Bondi bonds on sea pool idea

Icebergs captain Matt Barry and Cottesloe Crabs president Neville Barker. The clubs are in close contact. Picture: Andrew Ritchie d407730
Icebergs captain Matt Barry and Cottesloe Crabs president Neville Barker. The clubs are in close contact. Picture: Andrew Ritchie d407730

‘I think it’s great, as it would teach people to swim, give disabled people access and be an assistance for winter swimmers,’ Mal Hynes, an Iceberg member since 1962, said from his home near Bondi Junction last week.

For the past 10 years, Mr Hynes has advised Cottesloe Surf Life Saving Club member Tom Locke about his proposal that would give WA swimmers a sheltered sea pool on the north side of Cottesloe Groyne.

Last Saturday, Iceberg and Cottesloe SLSC Crabs swimmers continued their 30-year rivalry, dubbed ‘Mates across the nation,’ in a friendly relay at Cottesloe Beach.

The next day about 450 winter swimmers, aged 18 to 88, from across Australia competed in the 38th annual Winter Swimming Association of Australia Championships at Challenge Stadium.

‘WA’s winter swimming talent would improve with a sea pool because you’re all swimming in heated pools now,’ Iceberg captain Matt Barry said.

University of WA researchers at the Centre for Water Research are using real- time wave and wind data from a buoy about 300m south of the groyne to test computer models of sea pool designs.

The models will gauge potential erosion patterns and ability of the pool to be flushed with fresh seawater in all conditions, before a final plan expected at the end of this year.

Mr Locke said the design work had progressed to considering the structure of the extension, with concepts ranging from smaller rocks that replicated the look of the existing groyne to a narrower barrier comprising the pool’s outer wall.

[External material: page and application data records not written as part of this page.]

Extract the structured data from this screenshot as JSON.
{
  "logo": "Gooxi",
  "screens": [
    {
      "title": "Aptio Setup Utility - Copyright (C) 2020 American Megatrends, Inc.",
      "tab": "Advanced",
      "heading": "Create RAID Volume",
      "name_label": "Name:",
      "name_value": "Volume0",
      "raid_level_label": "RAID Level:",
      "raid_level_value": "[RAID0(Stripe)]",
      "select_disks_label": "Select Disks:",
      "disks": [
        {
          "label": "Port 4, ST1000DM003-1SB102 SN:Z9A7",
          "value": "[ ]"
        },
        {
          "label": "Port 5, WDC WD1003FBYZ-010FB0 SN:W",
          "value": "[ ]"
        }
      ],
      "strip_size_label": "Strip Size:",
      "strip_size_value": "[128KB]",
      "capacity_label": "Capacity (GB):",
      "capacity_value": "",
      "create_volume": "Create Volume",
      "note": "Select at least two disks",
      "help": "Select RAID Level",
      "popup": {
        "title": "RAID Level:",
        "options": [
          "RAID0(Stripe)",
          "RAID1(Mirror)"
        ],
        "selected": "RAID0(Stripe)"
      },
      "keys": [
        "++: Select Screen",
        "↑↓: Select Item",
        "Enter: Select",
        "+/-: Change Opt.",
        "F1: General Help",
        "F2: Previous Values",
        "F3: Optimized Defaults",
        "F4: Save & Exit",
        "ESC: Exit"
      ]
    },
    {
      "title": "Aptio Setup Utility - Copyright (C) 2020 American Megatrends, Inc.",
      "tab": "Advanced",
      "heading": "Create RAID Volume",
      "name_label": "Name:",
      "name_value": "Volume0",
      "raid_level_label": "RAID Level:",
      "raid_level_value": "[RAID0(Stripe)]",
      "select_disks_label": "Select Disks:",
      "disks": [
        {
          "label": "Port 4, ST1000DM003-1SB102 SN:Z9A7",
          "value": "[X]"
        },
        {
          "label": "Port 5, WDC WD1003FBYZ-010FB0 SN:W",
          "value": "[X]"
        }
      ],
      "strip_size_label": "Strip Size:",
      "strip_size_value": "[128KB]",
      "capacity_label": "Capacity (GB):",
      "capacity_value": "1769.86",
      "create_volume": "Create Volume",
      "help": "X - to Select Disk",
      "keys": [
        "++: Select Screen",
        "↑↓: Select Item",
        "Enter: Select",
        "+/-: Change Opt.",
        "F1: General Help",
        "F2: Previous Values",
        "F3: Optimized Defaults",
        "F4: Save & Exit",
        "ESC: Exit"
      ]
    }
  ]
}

‘The favoured option is where it looks like a series of small piles around the perimeter and rocks will be placed beside each pile,’ Mr Locke said. The design would allow a smoother surface inside the pool to protect swimmers and a rougher outside wall to absorb wave energy.